City will have to pay $800K for an old McDonald's downtown they plan to raze for pedestrian plaza
How much is the former downtown McDonald’s worth? Far more than city officials thought it was.
The vacant, one-story building on East Main Street sits wedged between a stretch of other, mostly vacant buildings. And the city wants to buy it -- just to tear it down.
But when an outside appraisal came back at $800,000 – nearly three times the assessed value – it caught some in City Hall by surprise, including Dana Miller, who leads the city’s neighborhood and business development efforts. Even though the building sold for the same amount last year.
“We’re used to looking at those buildings on Main Street and thinking about, you know, their condition,” Miller said. "Sometimes we forget that there is also underlying value in these buildings, that may not necessarily be immediately obvious.”
The city expects to tear down the mid-block building this fall or winter to create a pedestrian plaza they call Main Street Commons. The state is chipping in $1.3 million for that effort.
“The Commons really is intended to be the city's contribution to helping to create this idea that we can have a pedestrian-friendly downtown; that we can get more (activity) on the street; that we can generate more retail opportunities,” Miller said.
More development -- including a hotel, restaurants and housing -- is planned on either side of the plaza. The surge in investment is being spurred on by state assistance, nearly $10 million all told.
City Council could decide next week whether to move forward.
Why the difference
The disparity in assessed versus appraised values is an example of how underassessed some parts of the city have become, Miller said.
That has a particular impact on neighborhoods.
“I bought my first house in the 19th Ward. And I sold it for $60,000 to buy my next house,” he said. “That was 30 years ago. And if I go back and look at that house now, it's still worth $60,000.
“That doesn't make any sense to me. … That's not a way to build wealth in our city families.”
But while assessments, on which property taxes are based, are about what is there today, appraisals can consider what could be.
And the sometimes glaring differences on commercial properties draw attention.
The city must get an outside appraisal, and then abide by it, anytime it seeks to buy property. And those routinely exceed the city’s own assessment of the property.
Appraisals on properties in the Bulls Head revitalization area on West Main, near the split with Chili and West avenues, ran 26% above assessed value, on average. A few years ago, the city paid $1.5 million – four times assessed value -- for a parking lot at Lake Avenue and West Ridge Road. A police substation was planned but never built.
The long-stalled stretch of East Main Street – now seeing millions of dollars in renovations -- is a good example of the future being far brighter than the present.
Investments drive values

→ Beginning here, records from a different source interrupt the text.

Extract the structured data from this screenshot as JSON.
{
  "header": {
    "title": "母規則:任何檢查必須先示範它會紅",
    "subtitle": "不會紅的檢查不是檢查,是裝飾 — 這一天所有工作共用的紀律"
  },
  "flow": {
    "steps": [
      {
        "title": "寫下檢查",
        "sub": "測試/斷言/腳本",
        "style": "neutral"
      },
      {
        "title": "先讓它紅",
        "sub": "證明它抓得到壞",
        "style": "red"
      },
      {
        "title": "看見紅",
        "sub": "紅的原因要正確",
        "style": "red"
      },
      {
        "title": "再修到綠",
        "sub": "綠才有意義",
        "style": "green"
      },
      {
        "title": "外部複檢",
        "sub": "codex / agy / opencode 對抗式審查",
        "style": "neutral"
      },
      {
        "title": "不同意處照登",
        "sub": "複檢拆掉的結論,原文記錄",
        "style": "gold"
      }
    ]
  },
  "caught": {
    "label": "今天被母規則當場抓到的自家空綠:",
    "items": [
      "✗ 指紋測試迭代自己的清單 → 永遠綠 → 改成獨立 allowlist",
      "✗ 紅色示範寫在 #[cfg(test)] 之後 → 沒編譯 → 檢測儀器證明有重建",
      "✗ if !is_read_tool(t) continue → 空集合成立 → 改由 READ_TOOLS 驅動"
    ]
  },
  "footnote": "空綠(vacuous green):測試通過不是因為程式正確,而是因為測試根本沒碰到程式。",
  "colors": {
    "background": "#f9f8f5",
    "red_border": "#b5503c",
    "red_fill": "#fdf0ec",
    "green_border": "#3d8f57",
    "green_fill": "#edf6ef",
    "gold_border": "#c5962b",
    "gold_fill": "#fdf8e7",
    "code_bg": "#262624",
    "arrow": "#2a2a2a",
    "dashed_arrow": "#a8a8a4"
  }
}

The block once was envisioned for a performing arts center and downtown Monroe Community College campus. The failed Rennaissance Square project is blamed for freezing investment, allowing the buildings to deteriorate as developers focused instead on the rest of downtown.
Now sales prices are on the upswing, as are assessed values.

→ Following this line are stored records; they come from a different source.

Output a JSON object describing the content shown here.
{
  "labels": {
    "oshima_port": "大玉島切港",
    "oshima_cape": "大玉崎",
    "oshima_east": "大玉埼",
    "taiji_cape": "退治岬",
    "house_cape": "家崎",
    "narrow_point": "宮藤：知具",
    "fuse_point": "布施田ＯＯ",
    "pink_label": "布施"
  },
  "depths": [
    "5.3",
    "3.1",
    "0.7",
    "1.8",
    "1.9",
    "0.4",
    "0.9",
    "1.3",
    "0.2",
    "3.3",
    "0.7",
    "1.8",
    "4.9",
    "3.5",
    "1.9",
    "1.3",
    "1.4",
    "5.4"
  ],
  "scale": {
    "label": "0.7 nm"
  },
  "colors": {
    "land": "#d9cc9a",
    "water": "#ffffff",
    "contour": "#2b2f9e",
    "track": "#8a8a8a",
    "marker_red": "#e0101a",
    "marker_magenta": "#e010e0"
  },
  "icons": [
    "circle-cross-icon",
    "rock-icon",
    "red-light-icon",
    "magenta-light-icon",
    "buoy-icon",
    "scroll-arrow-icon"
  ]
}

Consider: The Dutton developers – Patrick, his cousin Luke and uncle Gary -- paid $800,000 for the old McDonald’s building last August. A few years ago, they paid $500,000 for the building next door. A few years before that, they paid $110,000 -- combined -- for three other buildings on the block.

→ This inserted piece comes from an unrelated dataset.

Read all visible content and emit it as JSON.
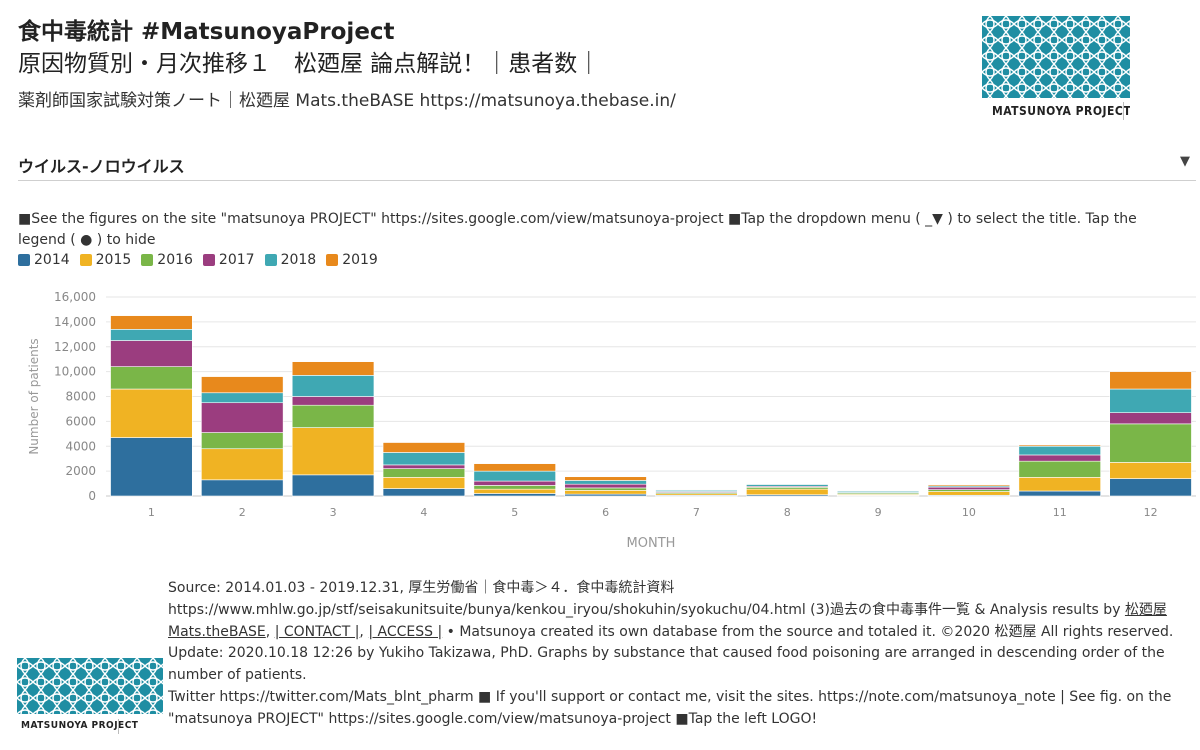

Their building next door is going to be a hotel and restaurant that will open onto the plaza and likely have outdoor dining space. As for why they bought the McDonald’s building, only to sell it months later, Patrick Dutton explained that the state required site control before considering a project for grant funding, and the city didn’t want to take the risk.